The second relief well which the Obama administration ordered to be drilled started two weeks after the first, on May 16.
5. Toxic Pensacola Beaches.
Marine toxicologist and Exxon Valdez survivor Riki Ott late yesterday joined the chorus pointing out that local government officials in Pensacola are working hand-in-hand with BP Corp. to "downplay" the "public health risk from oil and dispersants."
Three days later on Pensacola Beach, I watched BP's HazMat-trained workers shovel surface oiled sand and oily debris into bags early in the morning. The workers followed the waterline like shorebirds, scurrying up the beach in front of breaking waves and moving back down with receding waters."I was astounded," Dr. Ott adds. "Why did people think the ocean was safe for swimming?"
The late morning sun retired the workers to the shade of their tents and the job of "observing," while it brought out throngs of beach-goers -- children, parents, grandparents -- who happily plunged into the "contaminated" ocean without a second thought.
One photo from the slide show accompanying her travelogue hints at the answer:
Ott says people should keep in mind an aphorism she learned in toxicology studies: "Dose plus host makes the poison."
A small child is at risk of breathing a higher dose of contaminants per body weight than an adult. Children, pregnant women, people with compromised or stressed immune systems like cancer survivors and asthma sufferers, and African Americans are more at risk from oil and chemical exposure - the latter because they are prone to sickle cell anemia and 2-butoxyethanol can cause, or worsen, blood disorders.And when they find themselves at the beach they might ask themselves a common-sense question since local, state, and federal public health officials have fallen so silent: "If oil was so nontoxic, then why are the spill response workers giving hazardous waste training?"
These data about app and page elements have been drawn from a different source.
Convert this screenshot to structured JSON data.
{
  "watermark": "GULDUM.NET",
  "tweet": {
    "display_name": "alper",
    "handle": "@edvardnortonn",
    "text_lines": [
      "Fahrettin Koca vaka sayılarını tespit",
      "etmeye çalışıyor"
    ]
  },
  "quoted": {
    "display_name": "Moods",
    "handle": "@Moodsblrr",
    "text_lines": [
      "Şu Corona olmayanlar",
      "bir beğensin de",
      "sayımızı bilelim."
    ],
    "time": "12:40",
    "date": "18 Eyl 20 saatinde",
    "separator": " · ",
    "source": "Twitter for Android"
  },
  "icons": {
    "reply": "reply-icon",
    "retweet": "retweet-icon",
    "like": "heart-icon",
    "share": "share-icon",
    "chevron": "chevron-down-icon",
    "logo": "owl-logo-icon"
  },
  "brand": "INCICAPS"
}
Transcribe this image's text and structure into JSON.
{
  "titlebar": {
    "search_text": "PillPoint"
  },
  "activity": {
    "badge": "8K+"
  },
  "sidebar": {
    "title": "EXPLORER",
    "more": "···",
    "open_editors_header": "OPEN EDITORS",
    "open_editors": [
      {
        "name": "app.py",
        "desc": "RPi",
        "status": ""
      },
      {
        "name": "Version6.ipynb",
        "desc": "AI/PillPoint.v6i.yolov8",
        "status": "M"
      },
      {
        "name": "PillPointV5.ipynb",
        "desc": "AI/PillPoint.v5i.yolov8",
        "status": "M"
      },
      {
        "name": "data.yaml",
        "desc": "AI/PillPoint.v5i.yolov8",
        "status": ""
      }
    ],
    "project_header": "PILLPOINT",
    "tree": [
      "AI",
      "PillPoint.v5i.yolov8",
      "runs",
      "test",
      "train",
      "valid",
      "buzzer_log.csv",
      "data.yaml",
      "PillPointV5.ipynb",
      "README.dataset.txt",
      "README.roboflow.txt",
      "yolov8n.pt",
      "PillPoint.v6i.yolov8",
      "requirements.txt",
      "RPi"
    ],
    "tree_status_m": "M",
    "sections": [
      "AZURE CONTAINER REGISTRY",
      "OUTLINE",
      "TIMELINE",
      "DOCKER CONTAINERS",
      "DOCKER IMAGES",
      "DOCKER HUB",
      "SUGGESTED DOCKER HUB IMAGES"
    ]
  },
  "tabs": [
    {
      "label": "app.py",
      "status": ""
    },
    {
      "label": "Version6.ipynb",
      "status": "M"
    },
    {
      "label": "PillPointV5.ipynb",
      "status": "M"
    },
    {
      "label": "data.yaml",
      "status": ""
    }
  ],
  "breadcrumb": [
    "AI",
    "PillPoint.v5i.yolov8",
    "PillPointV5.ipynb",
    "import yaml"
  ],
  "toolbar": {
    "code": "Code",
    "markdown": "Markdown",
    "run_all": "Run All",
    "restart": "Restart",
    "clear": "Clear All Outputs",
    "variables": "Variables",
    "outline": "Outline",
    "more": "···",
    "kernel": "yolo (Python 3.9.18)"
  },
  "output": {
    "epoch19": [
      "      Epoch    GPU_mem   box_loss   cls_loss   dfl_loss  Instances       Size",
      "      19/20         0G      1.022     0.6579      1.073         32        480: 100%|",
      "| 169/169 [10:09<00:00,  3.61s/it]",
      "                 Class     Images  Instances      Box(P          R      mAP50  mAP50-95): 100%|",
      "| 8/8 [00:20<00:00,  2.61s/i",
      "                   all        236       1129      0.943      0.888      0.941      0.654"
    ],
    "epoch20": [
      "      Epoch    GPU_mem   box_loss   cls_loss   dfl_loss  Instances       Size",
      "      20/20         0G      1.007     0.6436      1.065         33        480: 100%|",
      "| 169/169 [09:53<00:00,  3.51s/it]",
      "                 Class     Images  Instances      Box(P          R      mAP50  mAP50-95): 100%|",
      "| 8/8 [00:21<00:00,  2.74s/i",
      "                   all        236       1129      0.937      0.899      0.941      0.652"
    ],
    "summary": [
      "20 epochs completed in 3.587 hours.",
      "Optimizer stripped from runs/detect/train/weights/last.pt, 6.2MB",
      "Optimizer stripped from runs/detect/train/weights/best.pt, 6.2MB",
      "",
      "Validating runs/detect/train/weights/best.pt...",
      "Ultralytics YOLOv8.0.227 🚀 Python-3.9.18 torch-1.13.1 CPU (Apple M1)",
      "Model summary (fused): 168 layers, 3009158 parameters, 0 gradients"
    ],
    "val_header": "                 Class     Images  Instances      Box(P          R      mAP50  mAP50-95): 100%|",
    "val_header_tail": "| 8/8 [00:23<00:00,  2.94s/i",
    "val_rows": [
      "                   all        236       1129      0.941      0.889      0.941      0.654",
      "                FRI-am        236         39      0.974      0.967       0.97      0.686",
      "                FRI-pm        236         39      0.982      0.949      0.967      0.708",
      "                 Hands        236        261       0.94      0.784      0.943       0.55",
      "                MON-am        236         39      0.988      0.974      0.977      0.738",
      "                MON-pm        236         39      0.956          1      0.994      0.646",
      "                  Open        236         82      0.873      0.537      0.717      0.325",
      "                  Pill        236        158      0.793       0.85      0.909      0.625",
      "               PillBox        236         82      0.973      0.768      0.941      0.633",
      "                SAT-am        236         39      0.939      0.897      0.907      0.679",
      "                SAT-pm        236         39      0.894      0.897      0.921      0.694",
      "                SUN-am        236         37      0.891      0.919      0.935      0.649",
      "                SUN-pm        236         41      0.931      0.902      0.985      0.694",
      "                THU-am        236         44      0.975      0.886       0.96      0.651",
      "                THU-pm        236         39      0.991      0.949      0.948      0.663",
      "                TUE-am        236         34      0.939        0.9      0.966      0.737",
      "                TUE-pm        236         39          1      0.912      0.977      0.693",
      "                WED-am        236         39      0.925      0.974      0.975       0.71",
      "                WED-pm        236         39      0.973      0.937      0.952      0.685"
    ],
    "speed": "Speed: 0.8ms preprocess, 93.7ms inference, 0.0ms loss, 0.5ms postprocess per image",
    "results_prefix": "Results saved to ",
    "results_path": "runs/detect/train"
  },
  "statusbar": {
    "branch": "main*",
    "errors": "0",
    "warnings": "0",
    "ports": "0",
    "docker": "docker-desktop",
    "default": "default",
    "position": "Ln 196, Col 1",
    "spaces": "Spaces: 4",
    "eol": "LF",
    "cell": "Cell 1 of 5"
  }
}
6. Jimmy Buffettology.
Jimmy Buffett continues to work on replacing Country Music singers Kenny Chesney and Zac Brown, who can't make the re-scheduled Gulf Shores beach concert this coming Sunday because of prior commitments. The concert definitely will go on, although from the weather reports it shouldn't surprise anyone if the concert stage is surrounded by tarballs and oil mousse.
In the meantime, Buffett whipped out a snappy answer to some reporter's political question, 'Who besides BP caused this ungodly mess, anyway?'
Buffett, a supporter of President Barack Obama, said the roots of the spill lie with the administration of former President George Bush, which was often criticized for being too cozy with the petroleum industry.Now, that bon mot just might have the makings of a timeless song lyric, if Buffett ever wants to widen his repertoire to include protest music.
"To me it was more about eight years of bad policy before (Obama) got there that let this happen. It was Dracula running the blood bank in terms of oil and leases," he said.